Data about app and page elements
☆ ☆ ☆ ☆ ☆ ☆ ☆
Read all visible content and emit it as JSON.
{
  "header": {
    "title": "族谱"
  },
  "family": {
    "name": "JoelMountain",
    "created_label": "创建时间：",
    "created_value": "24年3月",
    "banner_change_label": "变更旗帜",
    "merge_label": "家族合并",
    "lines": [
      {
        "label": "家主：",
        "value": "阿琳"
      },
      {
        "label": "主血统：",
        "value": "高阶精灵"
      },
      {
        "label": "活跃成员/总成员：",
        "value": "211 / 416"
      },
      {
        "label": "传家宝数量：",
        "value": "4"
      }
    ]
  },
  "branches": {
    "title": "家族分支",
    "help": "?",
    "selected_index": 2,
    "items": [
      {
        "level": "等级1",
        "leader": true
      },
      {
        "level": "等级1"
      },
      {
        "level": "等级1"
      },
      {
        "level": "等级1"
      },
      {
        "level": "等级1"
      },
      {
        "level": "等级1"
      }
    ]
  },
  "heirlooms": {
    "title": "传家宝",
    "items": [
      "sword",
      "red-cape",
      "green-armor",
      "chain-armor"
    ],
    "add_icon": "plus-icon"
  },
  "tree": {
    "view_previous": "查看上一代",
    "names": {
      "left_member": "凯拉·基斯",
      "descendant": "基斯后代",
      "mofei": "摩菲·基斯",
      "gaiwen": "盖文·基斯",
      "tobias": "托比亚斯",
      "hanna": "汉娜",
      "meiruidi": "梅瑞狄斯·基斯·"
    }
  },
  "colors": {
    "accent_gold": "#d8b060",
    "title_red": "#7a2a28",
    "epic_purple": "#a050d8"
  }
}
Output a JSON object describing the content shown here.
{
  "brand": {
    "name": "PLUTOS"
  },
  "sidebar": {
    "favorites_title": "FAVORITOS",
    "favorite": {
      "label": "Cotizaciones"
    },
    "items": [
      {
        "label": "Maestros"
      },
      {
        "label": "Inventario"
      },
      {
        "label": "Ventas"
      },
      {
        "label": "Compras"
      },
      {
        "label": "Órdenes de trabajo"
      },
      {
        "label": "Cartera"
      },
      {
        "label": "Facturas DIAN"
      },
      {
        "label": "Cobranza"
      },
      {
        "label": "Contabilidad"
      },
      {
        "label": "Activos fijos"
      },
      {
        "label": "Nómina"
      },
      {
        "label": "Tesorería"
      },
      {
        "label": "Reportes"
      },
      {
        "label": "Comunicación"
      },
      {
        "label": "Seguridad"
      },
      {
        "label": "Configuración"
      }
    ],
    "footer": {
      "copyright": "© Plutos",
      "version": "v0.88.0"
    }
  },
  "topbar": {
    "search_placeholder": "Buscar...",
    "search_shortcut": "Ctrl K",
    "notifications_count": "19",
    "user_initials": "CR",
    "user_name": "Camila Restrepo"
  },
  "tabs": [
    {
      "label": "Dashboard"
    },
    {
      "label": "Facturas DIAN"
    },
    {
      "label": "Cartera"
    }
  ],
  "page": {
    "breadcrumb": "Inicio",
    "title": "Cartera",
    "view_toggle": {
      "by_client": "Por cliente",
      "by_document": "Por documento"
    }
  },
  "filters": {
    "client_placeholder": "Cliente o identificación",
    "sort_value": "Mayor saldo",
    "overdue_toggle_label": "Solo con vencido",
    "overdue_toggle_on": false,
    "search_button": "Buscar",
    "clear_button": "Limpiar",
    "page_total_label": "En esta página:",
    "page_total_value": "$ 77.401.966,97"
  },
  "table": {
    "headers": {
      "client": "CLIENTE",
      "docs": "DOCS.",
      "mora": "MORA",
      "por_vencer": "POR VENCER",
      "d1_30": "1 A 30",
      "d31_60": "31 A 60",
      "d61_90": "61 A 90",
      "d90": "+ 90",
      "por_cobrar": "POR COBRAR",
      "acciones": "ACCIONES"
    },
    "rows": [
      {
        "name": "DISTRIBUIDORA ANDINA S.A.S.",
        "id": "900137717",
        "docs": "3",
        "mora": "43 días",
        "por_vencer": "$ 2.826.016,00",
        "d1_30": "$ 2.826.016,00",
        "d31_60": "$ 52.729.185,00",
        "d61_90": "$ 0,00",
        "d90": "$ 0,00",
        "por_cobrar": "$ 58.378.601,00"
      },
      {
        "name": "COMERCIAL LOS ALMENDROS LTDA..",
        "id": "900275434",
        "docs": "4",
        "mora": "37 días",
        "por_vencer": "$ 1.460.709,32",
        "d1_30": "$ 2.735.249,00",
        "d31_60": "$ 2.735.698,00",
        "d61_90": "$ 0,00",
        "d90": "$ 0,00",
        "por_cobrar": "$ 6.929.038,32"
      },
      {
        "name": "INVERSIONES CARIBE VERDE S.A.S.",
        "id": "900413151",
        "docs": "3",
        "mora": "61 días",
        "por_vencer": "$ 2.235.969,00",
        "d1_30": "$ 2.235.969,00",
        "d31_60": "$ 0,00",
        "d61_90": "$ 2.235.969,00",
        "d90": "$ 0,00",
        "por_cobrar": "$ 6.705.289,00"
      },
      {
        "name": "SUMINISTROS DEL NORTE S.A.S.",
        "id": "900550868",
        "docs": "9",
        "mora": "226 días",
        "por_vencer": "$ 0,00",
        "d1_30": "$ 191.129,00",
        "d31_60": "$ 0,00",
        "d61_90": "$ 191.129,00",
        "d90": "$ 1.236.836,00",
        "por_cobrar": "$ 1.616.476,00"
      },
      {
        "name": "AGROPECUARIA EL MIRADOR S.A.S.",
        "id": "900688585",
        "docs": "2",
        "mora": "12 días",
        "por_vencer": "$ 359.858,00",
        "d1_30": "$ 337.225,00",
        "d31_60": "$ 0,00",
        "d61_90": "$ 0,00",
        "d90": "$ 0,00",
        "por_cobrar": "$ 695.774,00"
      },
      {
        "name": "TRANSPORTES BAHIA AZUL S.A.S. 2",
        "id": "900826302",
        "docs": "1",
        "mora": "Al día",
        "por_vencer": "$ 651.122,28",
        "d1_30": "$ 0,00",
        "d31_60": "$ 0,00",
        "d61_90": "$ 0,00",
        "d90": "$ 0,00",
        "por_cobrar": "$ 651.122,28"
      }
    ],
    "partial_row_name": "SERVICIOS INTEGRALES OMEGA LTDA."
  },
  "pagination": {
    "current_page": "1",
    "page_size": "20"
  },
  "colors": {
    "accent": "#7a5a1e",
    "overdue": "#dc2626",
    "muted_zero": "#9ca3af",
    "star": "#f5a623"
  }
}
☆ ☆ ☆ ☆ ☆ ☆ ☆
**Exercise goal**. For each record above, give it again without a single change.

**Written solution**.
Read all visible content and emit it as JSON.
{
  "header": {
    "title": "族谱"
  },
  "family": {
    "name": "JoelMountain",
    "created_label": "创建时间：",
    "created_value": "24年3月",
    "banner_change_label": "变更旗帜",
    "merge_label": "家族合并",
    "lines": [
      {
        "label": "家主：",
        "value": "阿琳"
      },
      {
        "label": "主血统：",
        "value": "高阶精灵"
      },
      {
        "label": "活跃成员/总成员：",
        "value": "211 / 416"
      },
      {
        "label": "传家宝数量：",
        "value": "4"
      }
    ]
  },
  "branches": {
    "title": "家族分支",
    "help": "?",
    "selected_index": 2,
    "items": [
      {
        "level": "等级1",
        "leader": true
      },
      {
        "level": "等级1"
      },
      {
        "level": "等级1"
      },
      {
        "level": "等级1"
      },
      {
        "level": "等级1"
      },
      {
        "level": "等级1"
      }
    ]
  },
  "heirlooms": {
    "title": "传家宝",
    "items": [
      "sword",
      "red-cape",
      "green-armor",
      "chain-armor"
    ],
    "add_icon": "plus-icon"
  },
  "tree": {
    "view_previous": "查看上一代",
    "names": {
      "left_member": "凯拉·基斯",
      "descendant": "基斯后代",
      "mofei": "摩菲·基斯",
      "gaiwen": "盖文·基斯",
      "tobias": "托比亚斯",
      "hanna": "汉娜",
      "meiruidi": "梅瑞狄斯·基斯·"
    }
  },
  "colors": {
    "accent_gold": "#d8b060",
    "title_red": "#7a2a28",
    "epic_purple": "#a050d8"
  }
}
Output a JSON object describing the content shown here.
{
  "brand": {
    "name": "PLUTOS"
  },
  "sidebar": {
    "favorites_title": "FAVORITOS",
    "favorite": {
      "label": "Cotizaciones"
    },
    "items": [
      {
        "label": "Maestros"
      },
      {
        "label": "Inventario"
      },
      {
        "label": "Ventas"
      },
      {
        "label": "Compras"
      },
      {
        "label": "Órdenes de trabajo"
      },
      {
        "label": "Cartera"
      },
      {
        "label": "Facturas DIAN"
      },
      {
        "label": "Cobranza"
      },
      {
        "label": "Contabilidad"
      },
      {
        "label": "Activos fijos"
      },
      {
        "label": "Nómina"
      },
      {
        "label": "Tesorería"
      },
      {
        "label": "Reportes"
      },
      {
        "label": "Comunicación"
      },
      {
        "label": "Seguridad"
      },
      {
        "label": "Configuración"
      }
    ],
    "footer": {
      "copyright": "© Plutos",
      "version": "v0.88.0"
    }
  },
  "topbar": {
    "search_placeholder": "Buscar...",
    "search_shortcut": "Ctrl K",
    "notifications_count": "19",
    "user_initials": "CR",
    "user_name": "Camila Restrepo"
  },
  "tabs": [
    {
      "label": "Dashboard"
    },
    {
      "label": "Facturas DIAN"
    },
    {
      "label": "Cartera"
    }
  ],
  "page": {
    "breadcrumb": "Inicio",
    "title": "Cartera",
    "view_toggle": {
      "by_client": "Por cliente",
      "by_document": "Por documento"
    }
  },
  "filters": {
    "client_placeholder": "Cliente o identificación",
    "sort_value": "Mayor saldo",
    "overdue_toggle_label": "Solo con vencido",
    "overdue_toggle_on": false,
    "search_button": "Buscar",
    "clear_button": "Limpiar",
    "page_total_label": "En esta página:",
    "page_total_value": "$ 77.401.966,97"
  },
  "table": {
    "headers": {
      "client": "CLIENTE",
      "docs": "DOCS.",
      "mora": "MORA",
      "por_vencer": "POR VENCER",
      "d1_30": "1 A 30",
      "d31_60": "31 A 60",
      "d61_90": "61 A 90",
      "d90": "+ 90",
      "por_cobrar": "POR COBRAR",
      "acciones": "ACCIONES"
    },
    "rows": [
      {
        "name": "DISTRIBUIDORA ANDINA S.A.S.",
        "id": "900137717",
        "docs": "3",
        "mora": "43 días",
        "por_vencer": "$ 2.826.016,00",
        "d1_30": "$ 2.826.016,00",
        "d31_60": "$ 52.729.185,00",
        "d61_90": "$ 0,00",
        "d90": "$ 0,00",
        "por_cobrar": "$ 58.378.601,00"
      },
      {
        "name": "COMERCIAL LOS ALMENDROS LTDA..",
        "id": "900275434",
        "docs": "4",
        "mora": "37 días",
        "por_vencer": "$ 1.460.709,32",
        "d1_30": "$ 2.735.249,00",
        "d31_60": "$ 2.735.698,00",
        "d61_90": "$ 0,00",
        "d90": "$ 0,00",
        "por_cobrar": "$ 6.929.038,32"
      },
      {
        "name": "INVERSIONES CARIBE VERDE S.A.S.",
        "id": "900413151",
        "docs": "3",
        "mora": "61 días",
        "por_vencer": "$ 2.235.969,00",
        "d1_30": "$ 2.235.969,00",
        "d31_60": "$ 0,00",
        "d61_90": "$ 2.235.969,00",
        "d90": "$ 0,00",
        "por_cobrar": "$ 6.705.289,00"
      },
      {
        "name": "SUMINISTROS DEL NORTE S.A.S.",
        "id": "900550868",
        "docs": "9",
        "mora": "226 días",
        "por_vencer": "$ 0,00",
        "d1_30": "$ 191.129,00",
        "d31_60": "$ 0,00",
        "d61_90": "$ 191.129,00",
        "d90": "$ 1.236.836,00",
        "por_cobrar": "$ 1.616.476,00"
      },
      {
        "name": "AGROPECUARIA EL MIRADOR S.A.S.",
        "id": "900688585",
        "docs": "2",
        "mora": "12 días",
        "por_vencer": "$ 359.858,00",
        "d1_30": "$ 337.225,00",
        "d31_60": "$ 0,00",
        "d61_90": "$ 0,00",
        "d90": "$ 0,00",
        "por_cobrar": "$ 695.774,00"
      },
      {
        "name": "TRANSPORTES BAHIA AZUL S.A.S. 2",
        "id": "900826302",
        "docs": "1",
        "mora": "Al día",
        "por_vencer": "$ 651.122,28",
        "d1_30": "$ 0,00",
        "d31_60": "$ 0,00",
        "d61_90": "$ 0,00",
        "d90": "$ 0,00",
        "por_cobrar": "$ 651.122,28"
      }
    ],
    "partial_row_name": "SERVICIOS INTEGRALES OMEGA LTDA."
  },
  "pagination": {
    "current_page": "1",
    "page_size": "20"
  },
  "colors": {
    "accent": "#7a5a1e",
    "overdue": "#dc2626",
    "muted_zero": "#9ca3af",
    "star": "#f5a623"
  }
}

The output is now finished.